**Activity:** Scan the data below and copy each line where "JSON" occurs.

[Source records]
____

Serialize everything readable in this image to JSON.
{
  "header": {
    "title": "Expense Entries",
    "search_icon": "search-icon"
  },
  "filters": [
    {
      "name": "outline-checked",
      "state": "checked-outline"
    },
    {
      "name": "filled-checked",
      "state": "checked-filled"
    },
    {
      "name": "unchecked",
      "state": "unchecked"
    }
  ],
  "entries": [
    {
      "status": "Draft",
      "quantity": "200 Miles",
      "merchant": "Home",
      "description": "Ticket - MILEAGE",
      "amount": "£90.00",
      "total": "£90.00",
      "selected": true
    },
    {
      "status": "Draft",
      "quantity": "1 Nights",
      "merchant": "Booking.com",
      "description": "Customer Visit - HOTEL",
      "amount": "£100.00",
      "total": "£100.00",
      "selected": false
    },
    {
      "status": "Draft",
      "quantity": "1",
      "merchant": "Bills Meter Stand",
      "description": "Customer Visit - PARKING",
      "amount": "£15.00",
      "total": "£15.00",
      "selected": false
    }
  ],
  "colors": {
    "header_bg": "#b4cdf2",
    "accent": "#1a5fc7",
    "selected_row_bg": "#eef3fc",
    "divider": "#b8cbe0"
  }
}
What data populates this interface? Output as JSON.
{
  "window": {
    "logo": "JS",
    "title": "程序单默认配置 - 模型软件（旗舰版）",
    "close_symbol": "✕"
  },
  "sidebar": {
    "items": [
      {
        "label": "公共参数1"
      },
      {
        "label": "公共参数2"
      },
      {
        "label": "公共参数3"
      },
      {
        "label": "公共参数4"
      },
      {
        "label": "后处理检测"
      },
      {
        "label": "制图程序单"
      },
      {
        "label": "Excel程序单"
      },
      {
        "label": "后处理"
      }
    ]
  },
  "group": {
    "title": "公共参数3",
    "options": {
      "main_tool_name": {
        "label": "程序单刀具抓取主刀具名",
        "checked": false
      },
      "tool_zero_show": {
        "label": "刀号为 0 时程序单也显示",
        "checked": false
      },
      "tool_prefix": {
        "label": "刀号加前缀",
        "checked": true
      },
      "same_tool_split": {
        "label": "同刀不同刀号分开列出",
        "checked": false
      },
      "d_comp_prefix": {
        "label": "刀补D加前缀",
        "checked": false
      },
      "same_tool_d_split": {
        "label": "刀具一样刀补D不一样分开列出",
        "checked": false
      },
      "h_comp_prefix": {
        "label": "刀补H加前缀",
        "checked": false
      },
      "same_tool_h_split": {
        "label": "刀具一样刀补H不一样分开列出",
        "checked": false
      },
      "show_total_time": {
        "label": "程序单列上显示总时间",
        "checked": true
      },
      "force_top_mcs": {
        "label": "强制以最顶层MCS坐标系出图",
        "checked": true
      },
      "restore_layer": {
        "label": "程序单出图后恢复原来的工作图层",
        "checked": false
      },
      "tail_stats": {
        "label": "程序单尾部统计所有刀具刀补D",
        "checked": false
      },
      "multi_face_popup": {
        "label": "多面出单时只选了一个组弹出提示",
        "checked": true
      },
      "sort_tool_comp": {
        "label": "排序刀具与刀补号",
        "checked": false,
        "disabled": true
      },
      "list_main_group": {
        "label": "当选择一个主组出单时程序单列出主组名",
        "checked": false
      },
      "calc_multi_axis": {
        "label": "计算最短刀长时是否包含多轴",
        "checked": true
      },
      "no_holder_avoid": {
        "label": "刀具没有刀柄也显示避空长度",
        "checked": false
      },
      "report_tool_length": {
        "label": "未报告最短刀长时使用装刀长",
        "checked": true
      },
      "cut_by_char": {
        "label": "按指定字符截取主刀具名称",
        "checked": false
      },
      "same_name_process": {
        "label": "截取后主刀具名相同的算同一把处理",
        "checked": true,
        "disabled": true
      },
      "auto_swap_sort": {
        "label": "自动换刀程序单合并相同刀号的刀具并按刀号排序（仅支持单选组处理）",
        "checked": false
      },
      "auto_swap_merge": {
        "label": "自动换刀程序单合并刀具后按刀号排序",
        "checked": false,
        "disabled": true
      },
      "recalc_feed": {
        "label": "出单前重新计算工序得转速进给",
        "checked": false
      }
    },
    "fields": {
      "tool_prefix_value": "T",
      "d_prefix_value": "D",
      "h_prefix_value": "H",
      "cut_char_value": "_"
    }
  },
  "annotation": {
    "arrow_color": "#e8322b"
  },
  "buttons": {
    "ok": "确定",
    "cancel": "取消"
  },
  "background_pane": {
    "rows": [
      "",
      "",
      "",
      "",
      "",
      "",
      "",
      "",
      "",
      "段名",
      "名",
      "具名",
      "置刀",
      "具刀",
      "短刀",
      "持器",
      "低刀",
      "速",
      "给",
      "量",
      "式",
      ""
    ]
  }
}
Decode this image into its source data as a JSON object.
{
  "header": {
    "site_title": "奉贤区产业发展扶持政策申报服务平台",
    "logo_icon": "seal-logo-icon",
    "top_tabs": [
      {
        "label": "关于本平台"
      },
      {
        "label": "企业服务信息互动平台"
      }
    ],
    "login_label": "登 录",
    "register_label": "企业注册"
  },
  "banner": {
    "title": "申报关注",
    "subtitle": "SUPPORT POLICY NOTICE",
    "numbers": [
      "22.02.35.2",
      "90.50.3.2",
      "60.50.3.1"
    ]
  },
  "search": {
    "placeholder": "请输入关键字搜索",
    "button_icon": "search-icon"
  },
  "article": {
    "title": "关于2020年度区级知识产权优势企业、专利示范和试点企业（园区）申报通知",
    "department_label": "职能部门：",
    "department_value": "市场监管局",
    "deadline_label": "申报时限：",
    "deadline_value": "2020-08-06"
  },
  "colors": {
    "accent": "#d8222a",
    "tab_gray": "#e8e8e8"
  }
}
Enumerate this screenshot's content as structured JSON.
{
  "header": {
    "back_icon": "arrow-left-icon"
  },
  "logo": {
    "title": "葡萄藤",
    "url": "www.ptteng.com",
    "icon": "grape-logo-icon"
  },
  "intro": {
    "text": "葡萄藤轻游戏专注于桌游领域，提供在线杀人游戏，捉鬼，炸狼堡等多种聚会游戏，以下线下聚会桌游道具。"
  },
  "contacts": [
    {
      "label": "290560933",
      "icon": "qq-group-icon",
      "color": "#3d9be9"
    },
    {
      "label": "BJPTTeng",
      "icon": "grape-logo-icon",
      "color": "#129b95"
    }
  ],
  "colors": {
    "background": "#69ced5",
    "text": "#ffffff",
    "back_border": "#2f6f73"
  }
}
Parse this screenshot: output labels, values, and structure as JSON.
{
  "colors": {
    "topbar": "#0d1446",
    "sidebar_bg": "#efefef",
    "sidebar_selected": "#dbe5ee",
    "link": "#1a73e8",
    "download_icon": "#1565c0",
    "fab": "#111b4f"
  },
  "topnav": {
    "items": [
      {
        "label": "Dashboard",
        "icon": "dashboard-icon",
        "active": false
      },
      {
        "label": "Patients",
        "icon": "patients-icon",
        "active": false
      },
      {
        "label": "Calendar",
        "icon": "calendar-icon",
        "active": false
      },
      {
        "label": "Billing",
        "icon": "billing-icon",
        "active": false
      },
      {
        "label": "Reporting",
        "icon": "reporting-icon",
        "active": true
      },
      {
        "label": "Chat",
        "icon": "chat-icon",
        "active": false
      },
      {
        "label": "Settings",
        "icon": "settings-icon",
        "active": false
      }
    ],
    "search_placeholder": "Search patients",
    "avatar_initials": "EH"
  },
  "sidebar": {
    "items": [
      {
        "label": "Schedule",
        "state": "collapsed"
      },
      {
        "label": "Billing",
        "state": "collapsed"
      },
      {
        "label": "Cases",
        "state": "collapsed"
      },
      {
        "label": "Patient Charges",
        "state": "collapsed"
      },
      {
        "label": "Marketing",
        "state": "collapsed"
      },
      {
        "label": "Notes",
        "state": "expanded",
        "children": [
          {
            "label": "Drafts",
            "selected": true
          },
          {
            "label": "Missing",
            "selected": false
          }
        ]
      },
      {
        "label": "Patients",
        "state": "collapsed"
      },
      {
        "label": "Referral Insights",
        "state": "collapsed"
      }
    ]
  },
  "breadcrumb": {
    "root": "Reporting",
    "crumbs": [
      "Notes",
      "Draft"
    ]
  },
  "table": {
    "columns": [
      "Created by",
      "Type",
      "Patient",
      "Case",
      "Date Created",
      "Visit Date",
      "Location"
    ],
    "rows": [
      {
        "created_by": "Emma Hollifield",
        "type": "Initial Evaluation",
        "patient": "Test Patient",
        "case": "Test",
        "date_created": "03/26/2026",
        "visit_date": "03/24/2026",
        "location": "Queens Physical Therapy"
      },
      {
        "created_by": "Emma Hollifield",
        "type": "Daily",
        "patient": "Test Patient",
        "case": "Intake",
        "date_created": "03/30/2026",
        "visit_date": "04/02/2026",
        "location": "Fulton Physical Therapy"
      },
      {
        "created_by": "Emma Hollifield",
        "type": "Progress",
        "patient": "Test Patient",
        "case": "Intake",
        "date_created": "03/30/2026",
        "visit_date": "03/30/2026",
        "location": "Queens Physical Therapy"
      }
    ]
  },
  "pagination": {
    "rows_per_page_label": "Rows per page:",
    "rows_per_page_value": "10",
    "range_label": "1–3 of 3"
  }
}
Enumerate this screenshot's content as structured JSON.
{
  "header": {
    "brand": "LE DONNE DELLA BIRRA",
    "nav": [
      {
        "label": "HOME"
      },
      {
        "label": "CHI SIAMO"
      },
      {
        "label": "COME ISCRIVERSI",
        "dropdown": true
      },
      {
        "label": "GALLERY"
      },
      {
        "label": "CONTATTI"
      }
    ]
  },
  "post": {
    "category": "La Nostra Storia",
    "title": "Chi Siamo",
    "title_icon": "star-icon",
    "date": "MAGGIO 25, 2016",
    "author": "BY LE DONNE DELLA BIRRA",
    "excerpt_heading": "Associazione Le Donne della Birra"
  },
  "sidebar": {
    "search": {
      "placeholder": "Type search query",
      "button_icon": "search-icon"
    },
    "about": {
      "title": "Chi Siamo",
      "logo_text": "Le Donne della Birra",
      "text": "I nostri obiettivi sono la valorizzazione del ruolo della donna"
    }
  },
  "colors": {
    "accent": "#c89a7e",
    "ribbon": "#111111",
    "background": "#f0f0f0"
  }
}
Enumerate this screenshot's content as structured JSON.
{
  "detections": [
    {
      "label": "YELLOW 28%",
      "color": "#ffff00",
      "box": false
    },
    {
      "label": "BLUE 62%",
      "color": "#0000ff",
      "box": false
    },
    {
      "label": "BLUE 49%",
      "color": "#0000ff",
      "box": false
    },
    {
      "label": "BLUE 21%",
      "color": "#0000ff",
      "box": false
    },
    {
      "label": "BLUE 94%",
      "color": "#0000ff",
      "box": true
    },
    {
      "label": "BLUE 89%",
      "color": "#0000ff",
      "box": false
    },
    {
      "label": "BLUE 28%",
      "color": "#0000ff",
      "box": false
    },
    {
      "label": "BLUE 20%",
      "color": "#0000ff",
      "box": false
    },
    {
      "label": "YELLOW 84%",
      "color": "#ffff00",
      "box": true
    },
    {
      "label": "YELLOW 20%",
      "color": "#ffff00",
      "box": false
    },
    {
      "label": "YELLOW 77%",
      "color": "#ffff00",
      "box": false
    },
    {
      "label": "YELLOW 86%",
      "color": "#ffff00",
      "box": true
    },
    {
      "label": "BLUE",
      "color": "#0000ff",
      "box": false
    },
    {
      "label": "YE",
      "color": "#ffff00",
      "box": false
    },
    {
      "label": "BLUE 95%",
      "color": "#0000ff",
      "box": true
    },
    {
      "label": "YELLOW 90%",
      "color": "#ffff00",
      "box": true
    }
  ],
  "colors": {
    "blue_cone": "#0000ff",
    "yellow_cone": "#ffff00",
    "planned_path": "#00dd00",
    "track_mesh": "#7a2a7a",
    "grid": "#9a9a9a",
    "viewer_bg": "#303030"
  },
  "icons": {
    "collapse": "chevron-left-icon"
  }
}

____

**The answer:**
Serialize everything readable in this image to JSON.
What data populates this interface? Output as JSON.
Decode this image into its source data as a JSON object.
Enumerate this screenshot's content as structured JSON.
Parse this screenshot: output labels, values, and structure as JSON.
Enumerate this screenshot's content as structured JSON.
Enumerate this screenshot's content as structured JSON.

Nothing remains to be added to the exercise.